### What this task involves
An exact copy of the listing below is required.

### Entries provided
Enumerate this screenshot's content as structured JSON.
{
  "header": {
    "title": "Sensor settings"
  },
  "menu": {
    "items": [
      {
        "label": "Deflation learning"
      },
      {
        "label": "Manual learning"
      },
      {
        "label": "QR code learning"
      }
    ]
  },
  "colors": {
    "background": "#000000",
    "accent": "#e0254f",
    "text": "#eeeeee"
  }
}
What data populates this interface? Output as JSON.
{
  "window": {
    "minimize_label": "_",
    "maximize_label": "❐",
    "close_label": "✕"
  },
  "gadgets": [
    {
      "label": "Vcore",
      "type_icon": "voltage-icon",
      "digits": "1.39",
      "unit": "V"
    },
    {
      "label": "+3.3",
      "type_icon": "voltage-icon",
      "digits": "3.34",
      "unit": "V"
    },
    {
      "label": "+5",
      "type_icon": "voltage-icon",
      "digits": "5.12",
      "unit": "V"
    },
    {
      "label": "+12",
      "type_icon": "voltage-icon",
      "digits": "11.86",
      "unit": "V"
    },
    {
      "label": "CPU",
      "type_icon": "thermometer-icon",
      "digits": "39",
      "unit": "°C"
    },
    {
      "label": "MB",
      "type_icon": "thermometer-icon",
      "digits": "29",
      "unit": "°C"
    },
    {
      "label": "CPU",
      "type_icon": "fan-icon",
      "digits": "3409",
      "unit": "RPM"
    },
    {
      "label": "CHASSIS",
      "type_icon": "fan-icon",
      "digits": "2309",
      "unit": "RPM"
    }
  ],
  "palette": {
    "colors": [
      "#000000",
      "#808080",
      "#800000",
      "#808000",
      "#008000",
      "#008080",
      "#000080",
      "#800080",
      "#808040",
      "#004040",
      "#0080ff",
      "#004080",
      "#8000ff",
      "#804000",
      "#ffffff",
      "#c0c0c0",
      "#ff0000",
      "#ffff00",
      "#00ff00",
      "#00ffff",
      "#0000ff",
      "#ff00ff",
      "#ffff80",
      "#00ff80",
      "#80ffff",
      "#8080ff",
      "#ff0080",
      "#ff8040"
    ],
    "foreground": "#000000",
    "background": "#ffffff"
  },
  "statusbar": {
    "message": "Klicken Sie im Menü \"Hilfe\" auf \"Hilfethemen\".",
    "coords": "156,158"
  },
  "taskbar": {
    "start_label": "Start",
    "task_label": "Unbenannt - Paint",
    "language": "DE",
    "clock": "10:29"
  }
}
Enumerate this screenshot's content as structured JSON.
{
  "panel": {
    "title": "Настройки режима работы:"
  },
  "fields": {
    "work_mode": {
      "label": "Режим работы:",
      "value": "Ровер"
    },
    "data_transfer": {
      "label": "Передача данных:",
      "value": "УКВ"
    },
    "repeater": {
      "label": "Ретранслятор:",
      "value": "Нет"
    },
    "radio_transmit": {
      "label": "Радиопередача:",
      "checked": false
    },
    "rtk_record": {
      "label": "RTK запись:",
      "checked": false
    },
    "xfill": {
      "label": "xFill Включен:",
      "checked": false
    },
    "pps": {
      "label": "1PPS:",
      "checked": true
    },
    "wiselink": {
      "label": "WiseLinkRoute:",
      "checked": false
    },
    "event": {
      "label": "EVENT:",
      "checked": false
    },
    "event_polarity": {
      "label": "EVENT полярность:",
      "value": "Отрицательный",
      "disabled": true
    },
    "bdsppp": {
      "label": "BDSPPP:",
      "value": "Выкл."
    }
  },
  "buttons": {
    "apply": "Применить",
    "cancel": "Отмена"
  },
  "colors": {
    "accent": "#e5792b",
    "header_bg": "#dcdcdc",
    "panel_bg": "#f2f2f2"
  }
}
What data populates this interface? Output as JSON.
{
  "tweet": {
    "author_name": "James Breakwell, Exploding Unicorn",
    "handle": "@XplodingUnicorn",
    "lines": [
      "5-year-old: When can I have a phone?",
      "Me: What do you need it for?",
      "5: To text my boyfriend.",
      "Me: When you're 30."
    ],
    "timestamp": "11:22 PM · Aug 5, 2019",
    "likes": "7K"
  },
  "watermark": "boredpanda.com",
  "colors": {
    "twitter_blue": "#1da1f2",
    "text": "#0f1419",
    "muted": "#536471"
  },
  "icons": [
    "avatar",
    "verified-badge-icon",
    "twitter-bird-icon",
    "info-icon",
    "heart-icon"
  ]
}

### Reply
Enumerate this screenshot's content as structured JSON.
{
  "header": {
    "title": "Sensor settings"
  },
  "menu": {
    "items": [
      {
        "label": "Deflation learning"
      },
      {
        "label": "Manual learning"
      },
      {
        "label": "QR code learning"
      }
    ]
  },
  "colors": {
    "background": "#000000",
    "accent": "#e0254f",
    "text": "#eeeeee"
  }
}
What data populates this interface? Output as JSON.
{
  "window": {
    "minimize_label": "_",
    "maximize_label": "❐",
    "close_label": "✕"
  },
  "gadgets": [
    {
      "label": "Vcore",
      "type_icon": "voltage-icon",
      "digits": "1.39",
      "unit": "V"
    },
    {
      "label": "+3.3",
      "type_icon": "voltage-icon",
      "digits": "3.34",
      "unit": "V"
    },
    {
      "label": "+5",
      "type_icon": "voltage-icon",
      "digits": "5.12",
      "unit": "V"
    },
    {
      "label": "+12",
      "type_icon": "voltage-icon",
      "digits": "11.86",
      "unit": "V"
    },
    {
      "label": "CPU",
      "type_icon": "thermometer-icon",
      "digits": "39",
      "unit": "°C"
    },
    {
      "label": "MB",
      "type_icon": "thermometer-icon",
      "digits": "29",
      "unit": "°C"
    },
    {
      "label": "CPU",
      "type_icon": "fan-icon",
      "digits": "3409",
      "unit": "RPM"
    },
    {
      "label": "CHASSIS",
      "type_icon": "fan-icon",
      "digits": "2309",
      "unit": "RPM"
    }
  ],
  "palette": {
    "colors": [
      "#000000",
      "#808080",
      "#800000",
      "#808000",
      "#008000",
      "#008080",
      "#000080",
      "#800080",
      "#808040",
      "#004040",
      "#0080ff",
      "#004080",
      "#8000ff",
      "#804000",
      "#ffffff",
      "#c0c0c0",
      "#ff0000",
      "#ffff00",
      "#00ff00",
      "#00ffff",
      "#0000ff",
      "#ff00ff",
      "#ffff80",
      "#00ff80",
      "#80ffff",
      "#8080ff",
      "#ff0080",
      "#ff8040"
    ],
    "foreground": "#000000",
    "background": "#ffffff"
  },
  "statusbar": {
    "message": "Klicken Sie im Menü \"Hilfe\" auf \"Hilfethemen\".",
    "coords": "156,158"
  },
  "taskbar": {
    "start_label": "Start",
    "task_label": "Unbenannt - Paint",
    "language": "DE",
    "clock": "10:29"
  }
}
Enumerate this screenshot's content as structured JSON.
{
  "panel": {
    "title": "Настройки режима работы:"
  },
  "fields": {
    "work_mode": {
      "label": "Режим работы:",
      "value": "Ровер"
    },
    "data_transfer": {
      "label": "Передача данных:",
      "value": "УКВ"
    },
    "repeater": {
      "label": "Ретранслятор:",
      "value": "Нет"
    },
    "radio_transmit": {
      "label": "Радиопередача:",
      "checked": false
    },
    "rtk_record": {
      "label": "RTK запись:",
      "checked": false
    },
    "xfill": {
      "label": "xFill Включен:",
      "checked": false
    },
    "pps": {
      "label": "1PPS:",
      "checked": true
    },
    "wiselink": {
      "label": "WiseLinkRoute:",
      "checked": false
    },
    "event": {
      "label": "EVENT:",
      "checked": false
    },
    "event_polarity": {
      "label": "EVENT полярность:",
      "value": "Отрицательный",
      "disabled": true
    },
    "bdsppp": {
      "label": "BDSPPP:",
      "value": "Выкл."
    }
  },
  "buttons": {
    "apply": "Применить",
    "cancel": "Отмена"
  },
  "colors": {
    "accent": "#e5792b",
    "header_bg": "#dcdcdc",
    "panel_bg": "#f2f2f2"
  }
}
What data populates this interface? Output as JSON.
{
  "tweet": {
    "author_name": "James Breakwell, Exploding Unicorn",
    "handle": "@XplodingUnicorn",
    "lines": [
      "5-year-old: When can I have a phone?",
      "Me: What do you need it for?",
      "5: To text my boyfriend.",
      "Me: When you're 30."
    ],
    "timestamp": "11:22 PM · Aug 5, 2019",
    "likes": "7K"
  },
  "watermark": "boredpanda.com",
  "colors": {
    "twitter_blue": "#1da1f2",
    "text": "#0f1419",
    "muted": "#536471"
  },
  "icons": [
    "avatar",
    "verified-badge-icon",
    "twitter-bird-icon",
    "info-icon",
    "heart-icon"
  ]
}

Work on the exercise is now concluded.